Pulwama Attack: Art yet again under the threat of rising jingoism in India

Pulwama attack Pakistan films art

India’s CRPF (Central Reserve Police Force) was the target of one of the deadliest militant attacks on the other side of the border yesterday. In the town of Pulwama in the Indian-Occupied Kashmir, a local boy named Adil Dar rammed his explosive-filled vehicle into the bus carrying the reserve police personnel.

Over 40 CRPF personnel lost their lives in the attack while around the same number are facing fatal injuries. According to Indian media, the Kashmir centric proscribed organisation, Jaish-e-Mohammad, claimed the responsibility of the attack and even released the video of the suicide bomber.

Instead of discussing their security lapse, Indian authorities and media are blaming certain elements in Pakistan. This has been resulting in the rise of tensions between the two countries and also the already pretty popular anti-Pakistan sentiment in India.

Films and Art Under Threat

Although a lot of voices even from within India are calling for the need to revisit their own extremist policies that have led to this moment, there is a growing anti-Pakistan sentiment too.

Fuelled by the Indian government’s rhetoric that Pakistan is behind the attack, the hatred is on the rise. A lot of this is visible on Twitter where a lot of people are expressing their anger.

And like always, arts and entertainment have become the first victims of this rage. Just hours after the attack, certain sections from across the border have started calling for the ban on “entertaining Pakistan.”

Indian movie business analyst and editor of Complete Cinema, Atul Mohan in a tweet after the attack urged the filmmakers to stop their films from being exhibited in Pakistan and said that time has come for trade associations and film studios and producers to take a stand.

Following the suit, an Indian journalist posted a poll where he asked his followers to vote on whether Pakistan should be allowed to make money with Indian films.

The results of the poll, as of now, are 61 percent in favour of the option “No.”
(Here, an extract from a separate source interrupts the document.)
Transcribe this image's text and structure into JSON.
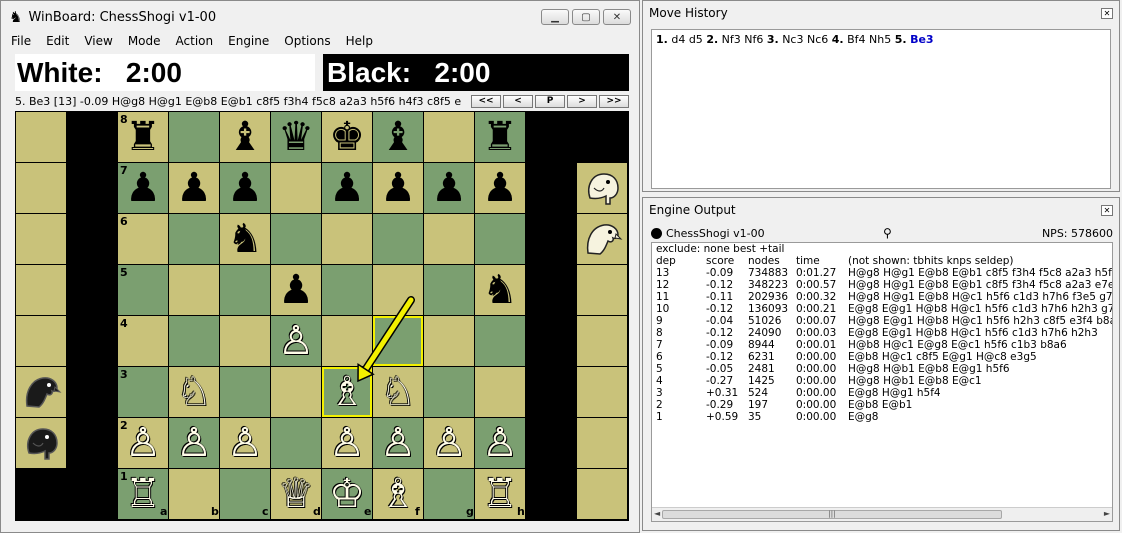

Other Casualties

In the aftermath of the attack, famous Indian poet and lyricist, Javed Akhtar, also tweeted and announced that he and his wife Shabana Azmi wouldn’t be coming to Karachi where they were scheduled to participate in a literature conference on Kaifi Azmi.
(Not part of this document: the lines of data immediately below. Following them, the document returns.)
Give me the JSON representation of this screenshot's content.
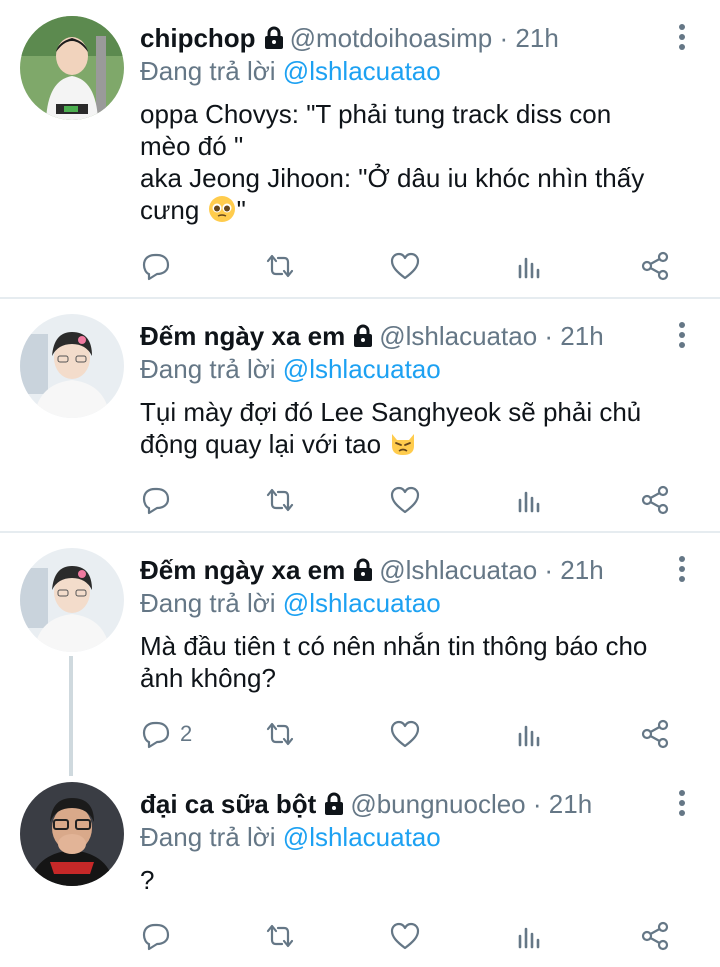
{
  "colors": {
    "link": "#1da1f2",
    "muted": "#657786",
    "text": "#0f1419",
    "divider": "#e6ecf0"
  },
  "tweets": [
    {
      "name": "chipchop",
      "handle": "@motdoihoasimp",
      "dot": "·",
      "time": "21h",
      "reply_prefix": "Đang trả lời",
      "reply_to": "@lshlacuatao",
      "lines": [
        "oppa Chovys: \"T phải tung track diss con",
        "mèo đó \"",
        "aka Jeong Jihoon: \"Ở dâu iu khóc nhìn thấy",
        "cưng "
      ],
      "line4_suffix": "\"",
      "emoji": "pleading-face-emoji",
      "reply_count": ""
    },
    {
      "name": "Đếm ngày xa em",
      "handle": "@lshlacuatao",
      "dot": "·",
      "time": "21h",
      "reply_prefix": "Đang trả lời",
      "reply_to": "@lshlacuatao",
      "lines": [
        "Tụi mày đợi đó Lee Sanghyeok sẽ phải chủ",
        "động quay lại với tao "
      ],
      "emoji": "pouting-cat-emoji",
      "reply_count": ""
    },
    {
      "name": "Đếm ngày xa em",
      "handle": "@lshlacuatao",
      "dot": "·",
      "time": "21h",
      "reply_prefix": "Đang trả lời",
      "reply_to": "@lshlacuatao",
      "lines": [
        "Mà đầu tiên t có nên nhắn tin thông báo cho",
        "ảnh không?"
      ],
      "reply_count": "2"
    },
    {
      "name": "đại ca sữa bột",
      "handle": "@bungnuocleo",
      "dot": "·",
      "time": "21h",
      "reply_prefix": "Đang trả lời",
      "reply_to": "@lshlacuatao",
      "lines": [
        "?"
      ],
      "reply_count": ""
    }
  ],
  "icons": [
    "reply-icon",
    "retweet-icon",
    "like-icon",
    "analytics-icon",
    "share-icon",
    "lock-icon",
    "more-options-icon"
  ]
}
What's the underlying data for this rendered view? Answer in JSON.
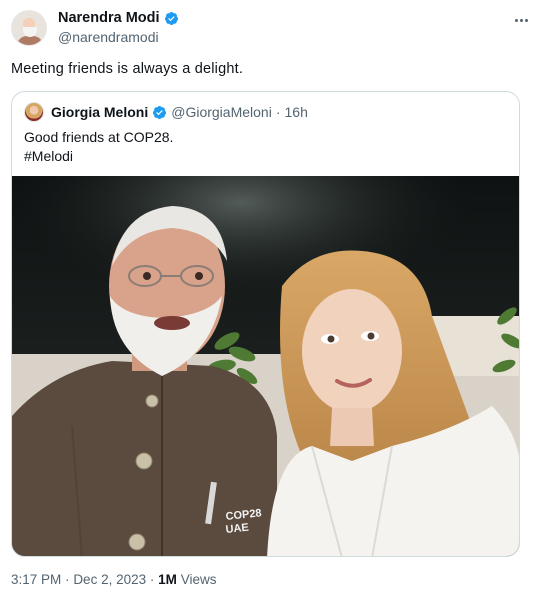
{
  "author": {
    "display_name": "Narendra Modi",
    "handle": "@narendramodi"
  },
  "tweet": {
    "text": "Meeting friends is always a delight."
  },
  "quoted": {
    "display_name": "Giorgia Meloni",
    "handle": "@GiorgiaMeloni",
    "separator": "·",
    "time": "16h",
    "line1": "Good friends at COP28.",
    "line2": "#Melodi"
  },
  "photo": {
    "pocket_text_1": "COP28",
    "pocket_text_2": "UAE"
  },
  "meta": {
    "time": "3:17 PM",
    "separator": "·",
    "date": "Dec 2, 2023",
    "views_count": "1M",
    "views_label": "Views"
  },
  "colors": {
    "verified_blue": "#1d9bf0",
    "text_primary": "#0f1419",
    "text_secondary": "#536471",
    "border": "#cfd9de"
  },
  "icons": [
    "verified-badge-icon",
    "more-options-icon"
  ]
}
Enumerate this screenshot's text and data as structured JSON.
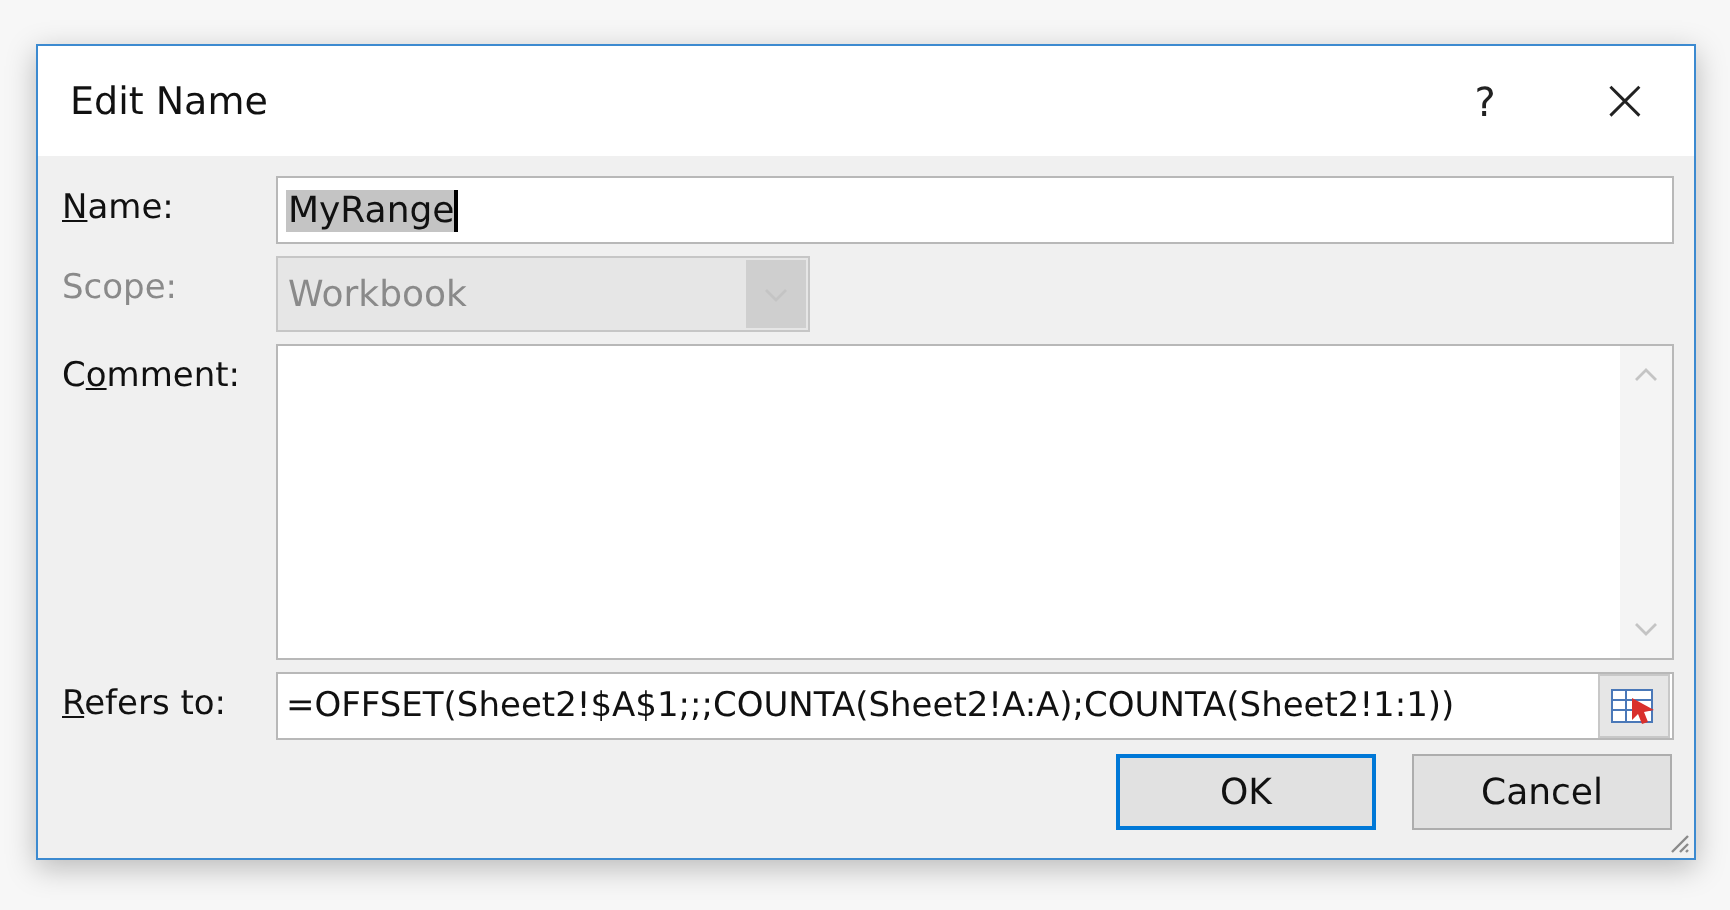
{
  "window": {
    "title": "Edit Name",
    "help": "?",
    "close": "×"
  },
  "fields": [
    {
      "kind": "text",
      "label": {
        "key": "N",
        "post": "ame:"
      },
      "value": "MyRange",
      "highlighted": true,
      "disabled": false
    },
    {
      "kind": "dropdown",
      "label": {
        "pre": "Scope:"
      },
      "value": "Workbook",
      "disabled": true
    },
    {
      "kind": "textarea",
      "label": {
        "pre": "C",
        "key": "o",
        "post": "mment:"
      },
      "disabled": false
    },
    {
      "kind": "reference",
      "label": {
        "key": "R",
        "post": "efers to:"
      },
      "value": "=OFFSET(Sheet2!$A$1;;;COUNTA(Sheet2!A:A);COUNTA(Sheet2!1:1))",
      "disabled": false
    }
  ],
  "buttons": [
    {
      "label": "OK",
      "default": true
    },
    {
      "label": "Cancel",
      "default": false
    }
  ]
}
Similarly, other Indian celebrities including Vishal Bharadwaj and Rekha Bharadwaj are scheduled to attend Shaan-e-Pakistan music event happening in Lahore late next month. If the situation worsens between the two nations, the participation of this Indian delegation can get cancelled too.

The same can happen to another arts and film festival happening in New Delhi later this month, where celebrities like Mahira Khan, Humayun Saeed, and Ali Zafar were expected to make the appearance.

Read: Hamza Ali Abbasi suggests Indian forces to leave Kashmir after Pulwama Attack

The anger in India is on the rise, and we have the example of the ban on Pakistani celebrities in the aftermath of Uri Attack that this anger only falls on either cricket or arts. This is mainly due to the fact that both are easy targets and make the biggest headlines to satisfy the riled up public in India.

Just your average writer/editor based in Karachi, who has the OCD (Obsessive Compulsive Disorder) to use commas (Oxford Commas, especially), and edit the heck out of editable pieces. Also, love movies, TV shows more than the movies, and books over everything else. If you find editorial mistakes or have any other feedback over the content of the website, I would appreciate if you email me at: aayanmughal@gmail.com


Leave a Reply to "Patriotism at someone's cost is easy" - Nadeem Mandviwalla Cancel reply